If that is not sufficient to bring your expenses into affordable limits, consider what capital assets you can sell. If it is cheaper to rent an apartment than to make mortgage payments, you should go for the cheaper alternative. You have a great advantage in that respect. No one will expect you to live in a cardboard box under a bridge. Our society does not expect that from women, while that expectation is at times the only one left for men who have all of their licences revoked.
I did not bring these children to the world by myself,
I hope not. That would have been a miracle.
On the other hand, it is not difficult to become a father or a mother, while to be a father or a mother is a much more difficult task. The burden of that is much lightened by sharing it.
It is about time that the government takes action and goes after those dead beat dads who are basically getting away with murder.
The government has done quite a bit to help out women already. Women live on average six more years (in the US) and 7.2 more years (in Canada) than men do. Now you want to have your ex prosecuted for murder yet?
I am frustrated at the legal system in the pursuit of this basic right for child support. I have exhausted my financial capabilities in hiring lawyers to pursue him and have contacted the child support office in Montreal who have indicated that they have no recourse because of his lack of declared income. So far my experience has been a series of “road blocks” and I am entirely exhausted.
Sorry, but that is pretty much the way it is. If there is no income, then there is nothing to declare or to confiscate.

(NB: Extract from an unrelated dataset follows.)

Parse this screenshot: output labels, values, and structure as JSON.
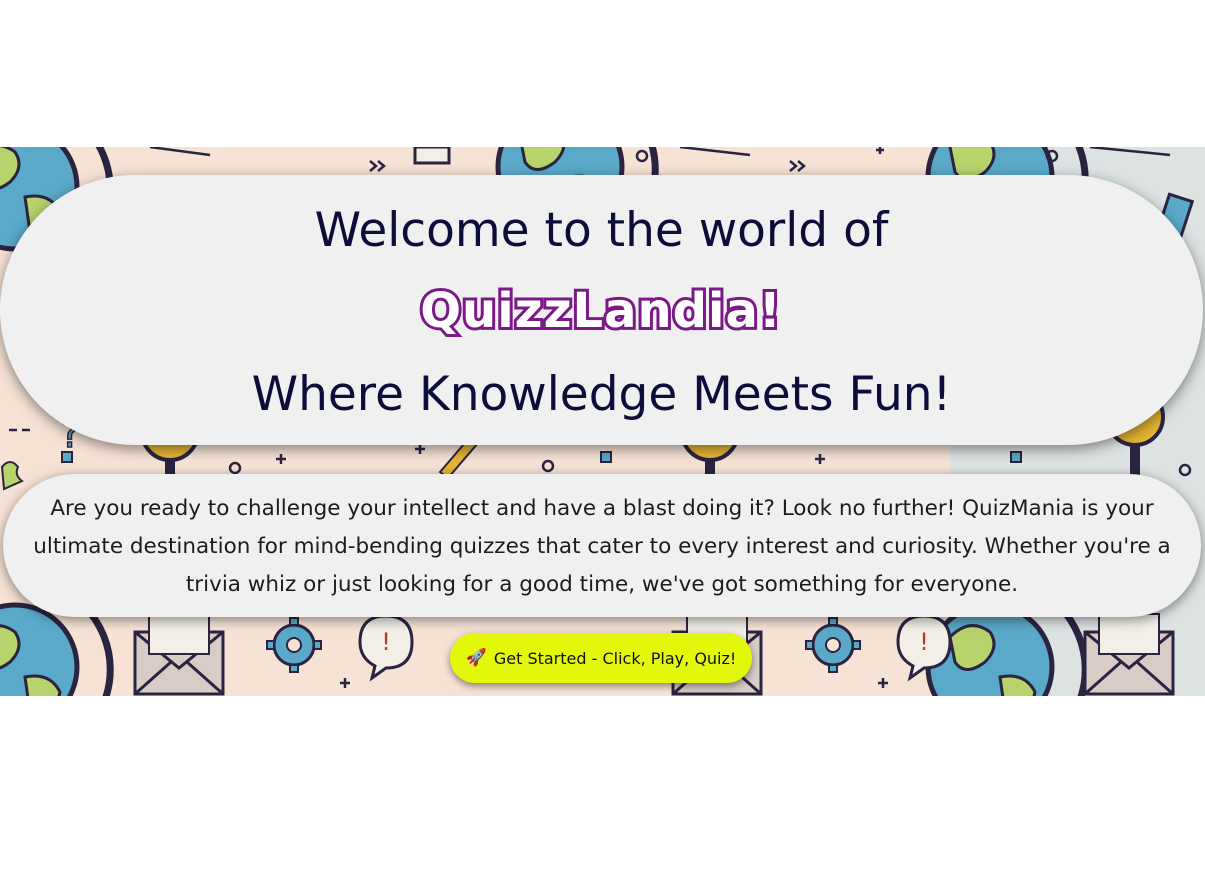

It will be up to you to prove in court that his claim to be disabled is fraudulent. However, even if you should be able to prove that, what do you expect will happen? Should he go to jail? Do you think that will ensure that his child support payments can be made?
My ex-spouse is a home renovator and thus much of his work is paid in cash. The amount of declared income is unknown
You already stated all of that.
since he has not filed an income tax return in the past few years. I am puzzled at how the governmental system has neglected to look into this case to allow a citizen to neglect his legal obligations toward his family and government. Why don’t we have any rights?
You told me that the government already looked into his case. The problem is that you are not happy with what the government found. However, if you want the father of your children to go to jail, and if you are absolutely sure of your allegations about doing work for cash under the table, then talk to the government and insist they they prosecute him for defrauding the government and for income-tax evasion. Both are crimes that would warrant incarceration, but you have to prove them in court. If you fail to prove your case, then you are potentially liable to be convicted of slander and libel.
However, the government has done a lot for women in that respect. Women can commit the crimes of slander and libel with impunity.
Hoping to hear from you
Thank you for taking the time to read my letter, I will keep trying until my voice his heard and things will change. It is so unfair.
I will post your help request and my responses to Dads & Things. It is our policy to not show the real names of the warring parties in such a case.
Other than that, I tried to offer some advice where I deemed it possible and necessary to give advice. Unfortunately, you did not actually ask for specific help, but you railed against your ex, you slandered him, you slandered the Government of the Province of Quebec, the Federal Government of Canada, all of Canadian non-custodial fathers, and you vented your frustration.
It seems that all the help you wanted was to have someone listen to you. I have done that and hope it will make you feel better.